------ Exercise input ------
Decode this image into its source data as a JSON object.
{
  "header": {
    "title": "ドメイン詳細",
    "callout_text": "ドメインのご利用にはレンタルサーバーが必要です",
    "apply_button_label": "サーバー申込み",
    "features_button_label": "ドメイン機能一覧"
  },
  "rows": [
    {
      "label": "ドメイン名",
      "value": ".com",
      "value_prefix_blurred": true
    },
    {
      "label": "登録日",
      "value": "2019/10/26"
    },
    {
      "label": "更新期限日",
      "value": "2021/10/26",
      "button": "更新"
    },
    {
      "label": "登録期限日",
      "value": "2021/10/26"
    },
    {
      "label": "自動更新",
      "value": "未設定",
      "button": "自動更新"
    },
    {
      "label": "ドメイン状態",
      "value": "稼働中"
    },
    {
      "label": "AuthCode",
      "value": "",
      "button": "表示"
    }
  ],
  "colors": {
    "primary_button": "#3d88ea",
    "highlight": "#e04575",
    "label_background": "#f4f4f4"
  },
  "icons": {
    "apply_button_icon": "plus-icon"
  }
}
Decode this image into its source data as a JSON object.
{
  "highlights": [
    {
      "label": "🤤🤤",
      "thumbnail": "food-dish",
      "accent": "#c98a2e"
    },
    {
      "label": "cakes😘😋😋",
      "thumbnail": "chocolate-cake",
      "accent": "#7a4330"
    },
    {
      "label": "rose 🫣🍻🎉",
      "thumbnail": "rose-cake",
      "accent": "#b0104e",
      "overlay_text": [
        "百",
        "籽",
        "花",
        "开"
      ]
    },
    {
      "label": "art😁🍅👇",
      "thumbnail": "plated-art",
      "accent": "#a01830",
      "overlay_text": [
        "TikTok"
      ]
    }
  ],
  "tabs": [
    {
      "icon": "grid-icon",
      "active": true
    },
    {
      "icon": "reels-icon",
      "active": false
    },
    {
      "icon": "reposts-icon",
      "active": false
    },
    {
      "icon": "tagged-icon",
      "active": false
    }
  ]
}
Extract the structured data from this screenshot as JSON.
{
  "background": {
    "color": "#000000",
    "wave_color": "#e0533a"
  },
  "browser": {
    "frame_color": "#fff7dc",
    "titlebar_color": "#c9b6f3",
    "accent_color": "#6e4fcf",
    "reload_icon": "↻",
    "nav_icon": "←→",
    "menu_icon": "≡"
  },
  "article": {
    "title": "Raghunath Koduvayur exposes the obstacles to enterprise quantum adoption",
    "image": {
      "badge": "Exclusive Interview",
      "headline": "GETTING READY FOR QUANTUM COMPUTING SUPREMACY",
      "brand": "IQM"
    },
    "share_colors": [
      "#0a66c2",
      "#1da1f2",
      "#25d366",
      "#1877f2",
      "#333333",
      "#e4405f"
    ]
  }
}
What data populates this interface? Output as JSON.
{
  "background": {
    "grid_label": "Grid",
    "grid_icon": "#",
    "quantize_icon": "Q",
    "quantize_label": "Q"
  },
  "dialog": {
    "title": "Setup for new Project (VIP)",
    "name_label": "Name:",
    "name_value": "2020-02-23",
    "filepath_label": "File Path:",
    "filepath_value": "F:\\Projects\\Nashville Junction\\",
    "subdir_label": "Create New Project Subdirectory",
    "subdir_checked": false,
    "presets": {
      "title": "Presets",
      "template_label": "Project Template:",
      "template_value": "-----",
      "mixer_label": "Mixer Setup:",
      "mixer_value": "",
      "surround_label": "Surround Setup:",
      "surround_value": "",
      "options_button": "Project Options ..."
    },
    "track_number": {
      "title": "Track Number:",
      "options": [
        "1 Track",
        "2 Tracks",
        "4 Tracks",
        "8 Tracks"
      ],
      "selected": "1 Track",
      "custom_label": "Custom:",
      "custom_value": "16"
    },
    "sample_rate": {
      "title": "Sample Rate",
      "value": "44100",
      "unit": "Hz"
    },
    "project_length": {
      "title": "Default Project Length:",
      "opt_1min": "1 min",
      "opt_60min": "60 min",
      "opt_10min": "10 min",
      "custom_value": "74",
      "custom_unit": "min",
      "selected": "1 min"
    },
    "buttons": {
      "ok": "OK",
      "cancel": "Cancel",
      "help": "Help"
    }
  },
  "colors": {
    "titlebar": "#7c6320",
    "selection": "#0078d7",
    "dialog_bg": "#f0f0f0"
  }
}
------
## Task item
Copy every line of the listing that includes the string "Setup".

## Task output
    "title": "Setup for new Project (VIP)",
      "mixer_label": "Mixer Setup:",
      "surround_label": "Surround Setup:",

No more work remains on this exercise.